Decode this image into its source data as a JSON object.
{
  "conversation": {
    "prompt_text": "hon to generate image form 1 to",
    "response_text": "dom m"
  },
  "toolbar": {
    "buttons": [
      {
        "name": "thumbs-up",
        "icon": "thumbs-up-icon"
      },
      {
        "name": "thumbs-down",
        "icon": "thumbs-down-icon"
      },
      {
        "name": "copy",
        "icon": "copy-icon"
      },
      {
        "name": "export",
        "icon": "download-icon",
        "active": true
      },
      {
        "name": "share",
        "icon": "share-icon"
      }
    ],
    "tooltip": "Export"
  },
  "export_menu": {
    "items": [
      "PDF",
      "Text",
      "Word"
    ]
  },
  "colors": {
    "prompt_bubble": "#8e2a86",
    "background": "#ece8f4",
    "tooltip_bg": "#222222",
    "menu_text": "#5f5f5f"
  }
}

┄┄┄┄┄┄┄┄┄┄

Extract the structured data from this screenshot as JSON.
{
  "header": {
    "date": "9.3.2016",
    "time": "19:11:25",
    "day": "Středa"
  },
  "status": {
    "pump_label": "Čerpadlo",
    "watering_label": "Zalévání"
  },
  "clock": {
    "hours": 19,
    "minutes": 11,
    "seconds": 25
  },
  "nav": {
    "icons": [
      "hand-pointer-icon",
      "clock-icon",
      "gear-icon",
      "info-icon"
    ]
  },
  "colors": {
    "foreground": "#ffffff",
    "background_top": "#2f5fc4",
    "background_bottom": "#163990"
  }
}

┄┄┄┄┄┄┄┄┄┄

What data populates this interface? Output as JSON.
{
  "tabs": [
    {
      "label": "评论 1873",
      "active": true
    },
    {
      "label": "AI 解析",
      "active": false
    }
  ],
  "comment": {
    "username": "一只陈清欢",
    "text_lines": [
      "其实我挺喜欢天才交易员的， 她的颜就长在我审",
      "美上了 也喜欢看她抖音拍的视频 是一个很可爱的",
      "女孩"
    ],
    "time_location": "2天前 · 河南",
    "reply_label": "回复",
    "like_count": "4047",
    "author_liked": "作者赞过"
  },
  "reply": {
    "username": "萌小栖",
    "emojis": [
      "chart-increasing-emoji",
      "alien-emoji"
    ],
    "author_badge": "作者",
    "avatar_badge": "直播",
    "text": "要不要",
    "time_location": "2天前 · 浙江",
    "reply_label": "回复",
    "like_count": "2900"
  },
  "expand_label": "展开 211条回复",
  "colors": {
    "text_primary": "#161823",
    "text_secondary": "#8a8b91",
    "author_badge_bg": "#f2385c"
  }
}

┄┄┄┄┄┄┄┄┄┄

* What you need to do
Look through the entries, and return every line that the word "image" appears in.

* Reply
Decode this image into its source data as a JSON object.
    "prompt_text": "hon to generate image form 1 to",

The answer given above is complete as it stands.